Venue is defined simply as the appropriate place of trial. In criminal cases, fairness and convenience to the defendants are the underlying policy in determining venue. It has been often ruled that the basic requirement of placing venue in the district wherein the crime has been committed must be determined from the nature of the crime alleged and the location of the act or acts constituting it.
However, courts must consider such factors as convenience of and fairness to the defendants and witnesses and the prompt administration of justice in setting venue and considering motions for the change of venue. Questions of venue in criminal cases “are not merely matters of formal legal procedure. They raise deep issues of public policy in the light of which legislation must be construed” (United States v. Johnson cited in VENUE- Cases).
In order to comply with this public policy, courts will allow a change of venue if injustice will result and prejudice so great will exist against the defendant or if the procurement of witnesses will be difficult if no change of venue will be made. The Texas Code of Criminal Procedure allows a change of venue upon three instances, to wit: upon the judge’s own motion, upon motion of the state prosecution, and upon the defendant’s own motion (Chapter 31).
On the other hand, the Federal Rules of Criminal Procedure allows change of venue for trial only upon defendant’s own motion (Rule 21). Curiously, the Federal Rules only allow change of venue for prejudice and for convenience on the part of the defendant alone, and only upon his own motion. On the other hand, the Texas Code of Criminal Procedure allows change of venue not only for the convenience and to avoid prejudice against the defendant but also to afford a fair and impartial trial to the State and upon the motion of the judge or of the state prosecution.

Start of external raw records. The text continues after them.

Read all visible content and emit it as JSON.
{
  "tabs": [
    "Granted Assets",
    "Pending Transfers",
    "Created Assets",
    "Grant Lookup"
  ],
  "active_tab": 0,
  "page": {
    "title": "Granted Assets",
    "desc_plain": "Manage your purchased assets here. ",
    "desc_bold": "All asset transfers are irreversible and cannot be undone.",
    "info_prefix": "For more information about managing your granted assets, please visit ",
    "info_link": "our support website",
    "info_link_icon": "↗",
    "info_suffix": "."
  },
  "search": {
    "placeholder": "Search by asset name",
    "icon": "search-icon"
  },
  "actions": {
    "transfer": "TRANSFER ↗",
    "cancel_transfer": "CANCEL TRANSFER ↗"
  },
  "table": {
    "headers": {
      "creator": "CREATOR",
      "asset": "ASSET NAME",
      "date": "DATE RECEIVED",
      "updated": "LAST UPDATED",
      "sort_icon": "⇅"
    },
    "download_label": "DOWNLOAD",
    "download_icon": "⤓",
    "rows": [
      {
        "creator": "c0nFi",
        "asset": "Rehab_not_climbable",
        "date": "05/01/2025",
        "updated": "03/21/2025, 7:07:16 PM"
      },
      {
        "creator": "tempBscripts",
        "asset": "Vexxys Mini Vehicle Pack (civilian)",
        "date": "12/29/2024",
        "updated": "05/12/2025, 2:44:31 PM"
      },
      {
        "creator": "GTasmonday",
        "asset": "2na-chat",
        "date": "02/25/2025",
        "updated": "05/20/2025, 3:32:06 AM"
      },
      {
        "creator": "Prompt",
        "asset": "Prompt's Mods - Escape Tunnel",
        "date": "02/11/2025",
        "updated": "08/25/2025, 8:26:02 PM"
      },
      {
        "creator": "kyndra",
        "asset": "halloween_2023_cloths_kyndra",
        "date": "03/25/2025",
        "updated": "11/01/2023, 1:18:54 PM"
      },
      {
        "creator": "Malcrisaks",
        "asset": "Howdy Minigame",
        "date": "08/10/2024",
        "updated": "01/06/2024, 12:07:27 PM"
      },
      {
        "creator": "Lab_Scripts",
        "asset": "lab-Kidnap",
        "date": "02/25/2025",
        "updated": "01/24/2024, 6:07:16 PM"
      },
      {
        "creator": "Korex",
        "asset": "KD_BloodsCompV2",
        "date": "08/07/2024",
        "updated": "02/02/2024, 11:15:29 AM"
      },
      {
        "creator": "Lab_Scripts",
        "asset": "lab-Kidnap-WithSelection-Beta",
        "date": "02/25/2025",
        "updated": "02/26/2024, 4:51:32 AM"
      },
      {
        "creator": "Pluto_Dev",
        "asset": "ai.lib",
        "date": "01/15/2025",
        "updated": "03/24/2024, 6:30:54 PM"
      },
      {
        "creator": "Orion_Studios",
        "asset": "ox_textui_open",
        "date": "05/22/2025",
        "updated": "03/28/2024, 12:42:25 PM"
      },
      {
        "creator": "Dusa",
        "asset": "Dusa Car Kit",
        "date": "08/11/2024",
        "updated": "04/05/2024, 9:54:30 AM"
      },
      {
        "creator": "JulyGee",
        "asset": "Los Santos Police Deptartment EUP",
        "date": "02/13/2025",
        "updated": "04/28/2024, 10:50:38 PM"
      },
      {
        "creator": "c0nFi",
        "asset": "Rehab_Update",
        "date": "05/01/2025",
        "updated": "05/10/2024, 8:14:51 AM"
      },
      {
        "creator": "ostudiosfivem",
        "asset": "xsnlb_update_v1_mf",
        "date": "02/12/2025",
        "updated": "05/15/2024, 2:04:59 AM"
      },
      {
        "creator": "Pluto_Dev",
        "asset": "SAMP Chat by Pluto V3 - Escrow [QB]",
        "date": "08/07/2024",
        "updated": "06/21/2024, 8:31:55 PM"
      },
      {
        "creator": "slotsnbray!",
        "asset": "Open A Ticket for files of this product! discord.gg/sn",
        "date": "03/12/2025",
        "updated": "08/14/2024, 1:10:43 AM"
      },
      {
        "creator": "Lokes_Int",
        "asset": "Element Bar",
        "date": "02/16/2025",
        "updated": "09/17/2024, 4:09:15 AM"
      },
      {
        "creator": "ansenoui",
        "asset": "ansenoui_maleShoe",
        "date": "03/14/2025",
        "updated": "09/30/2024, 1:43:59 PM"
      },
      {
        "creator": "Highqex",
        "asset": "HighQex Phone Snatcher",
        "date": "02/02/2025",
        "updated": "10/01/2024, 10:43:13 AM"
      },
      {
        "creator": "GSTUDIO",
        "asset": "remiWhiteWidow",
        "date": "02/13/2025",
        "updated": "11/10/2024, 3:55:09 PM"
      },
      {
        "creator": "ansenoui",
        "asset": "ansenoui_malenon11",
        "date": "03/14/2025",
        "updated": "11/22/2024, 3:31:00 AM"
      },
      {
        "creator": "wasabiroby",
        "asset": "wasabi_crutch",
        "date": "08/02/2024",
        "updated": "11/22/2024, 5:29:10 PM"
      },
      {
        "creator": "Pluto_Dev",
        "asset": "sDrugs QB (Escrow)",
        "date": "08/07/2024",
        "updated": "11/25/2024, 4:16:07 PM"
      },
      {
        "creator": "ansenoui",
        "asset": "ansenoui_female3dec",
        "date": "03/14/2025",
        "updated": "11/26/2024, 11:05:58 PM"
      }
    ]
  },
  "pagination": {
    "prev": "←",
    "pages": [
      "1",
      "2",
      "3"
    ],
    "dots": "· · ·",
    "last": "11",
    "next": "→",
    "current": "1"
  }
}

The inevitable conclusion is that the Federal Rules seek to afford a fair and impartial trial in favor of the accused alone in interpreting the public policy behind the determination of venue in criminal trials, while the Texas Code of Criminal Procedure seeks to afford a fair and impartial trial in favor of both the State and the accused in determining the venue in criminal cases.

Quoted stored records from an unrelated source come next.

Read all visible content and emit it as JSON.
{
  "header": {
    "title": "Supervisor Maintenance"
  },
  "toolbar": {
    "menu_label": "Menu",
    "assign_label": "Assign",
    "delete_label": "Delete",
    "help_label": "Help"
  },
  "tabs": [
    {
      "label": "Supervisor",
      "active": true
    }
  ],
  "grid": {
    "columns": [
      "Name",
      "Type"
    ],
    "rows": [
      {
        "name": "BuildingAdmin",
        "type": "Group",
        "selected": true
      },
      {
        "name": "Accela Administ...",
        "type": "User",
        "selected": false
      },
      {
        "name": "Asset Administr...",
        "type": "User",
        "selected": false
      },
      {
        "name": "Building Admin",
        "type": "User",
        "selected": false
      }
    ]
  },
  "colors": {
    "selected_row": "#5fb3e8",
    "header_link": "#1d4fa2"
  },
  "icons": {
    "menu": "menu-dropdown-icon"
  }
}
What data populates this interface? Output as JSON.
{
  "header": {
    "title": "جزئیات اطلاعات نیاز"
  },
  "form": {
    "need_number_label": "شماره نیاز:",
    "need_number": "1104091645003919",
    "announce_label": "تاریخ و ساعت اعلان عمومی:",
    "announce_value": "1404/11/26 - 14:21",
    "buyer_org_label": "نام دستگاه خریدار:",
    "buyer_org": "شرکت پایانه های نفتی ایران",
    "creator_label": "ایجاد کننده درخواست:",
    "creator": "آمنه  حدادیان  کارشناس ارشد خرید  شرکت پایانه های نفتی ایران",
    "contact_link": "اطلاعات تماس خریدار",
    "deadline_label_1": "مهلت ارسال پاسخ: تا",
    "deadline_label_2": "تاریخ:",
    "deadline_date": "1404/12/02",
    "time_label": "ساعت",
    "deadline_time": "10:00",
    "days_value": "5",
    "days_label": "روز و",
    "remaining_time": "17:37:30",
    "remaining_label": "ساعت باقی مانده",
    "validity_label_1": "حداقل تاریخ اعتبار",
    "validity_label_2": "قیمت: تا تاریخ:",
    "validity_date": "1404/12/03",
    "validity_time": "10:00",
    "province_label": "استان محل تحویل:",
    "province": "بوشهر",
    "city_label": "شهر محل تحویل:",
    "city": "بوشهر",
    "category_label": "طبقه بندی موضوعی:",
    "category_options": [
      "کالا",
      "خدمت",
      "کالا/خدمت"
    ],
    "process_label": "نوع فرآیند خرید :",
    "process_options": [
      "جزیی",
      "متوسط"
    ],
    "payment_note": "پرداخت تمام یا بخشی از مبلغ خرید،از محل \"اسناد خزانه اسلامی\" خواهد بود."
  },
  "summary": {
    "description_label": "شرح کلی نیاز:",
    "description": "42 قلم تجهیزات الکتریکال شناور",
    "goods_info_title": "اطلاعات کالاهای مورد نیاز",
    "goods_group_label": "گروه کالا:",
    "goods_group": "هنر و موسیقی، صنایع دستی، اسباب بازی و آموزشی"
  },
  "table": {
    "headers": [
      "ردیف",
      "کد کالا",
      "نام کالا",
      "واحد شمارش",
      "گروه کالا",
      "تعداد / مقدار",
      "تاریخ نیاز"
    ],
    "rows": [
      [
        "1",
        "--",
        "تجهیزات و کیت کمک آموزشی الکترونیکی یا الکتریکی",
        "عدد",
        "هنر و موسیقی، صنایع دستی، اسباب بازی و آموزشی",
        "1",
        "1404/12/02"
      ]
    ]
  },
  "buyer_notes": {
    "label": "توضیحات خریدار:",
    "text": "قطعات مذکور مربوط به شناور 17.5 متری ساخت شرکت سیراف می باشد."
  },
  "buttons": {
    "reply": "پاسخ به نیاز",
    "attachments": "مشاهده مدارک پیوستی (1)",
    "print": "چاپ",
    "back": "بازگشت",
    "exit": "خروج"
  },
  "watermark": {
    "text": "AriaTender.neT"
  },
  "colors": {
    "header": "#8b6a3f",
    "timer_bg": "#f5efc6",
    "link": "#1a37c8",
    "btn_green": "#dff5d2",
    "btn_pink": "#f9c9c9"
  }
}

Federal Rules of Criminal Procedure. Retrieved from the world wide web on Nov. 22, 2007. http://www. law. cornell. edu/rules/frcrmp/Rule21. html. Texas Code of Criminal Procedure. Retrieved from the world wide web on Nov. 22, 2007. http://tlo2. tlc. state. tx. us/cgi-bin/cqcgi. Zalman, Marvin. Venue-Cases. Retrieved from the world wide web Nov. 22, 2007. http://law. jrank. org/pages/2247/Venue. html.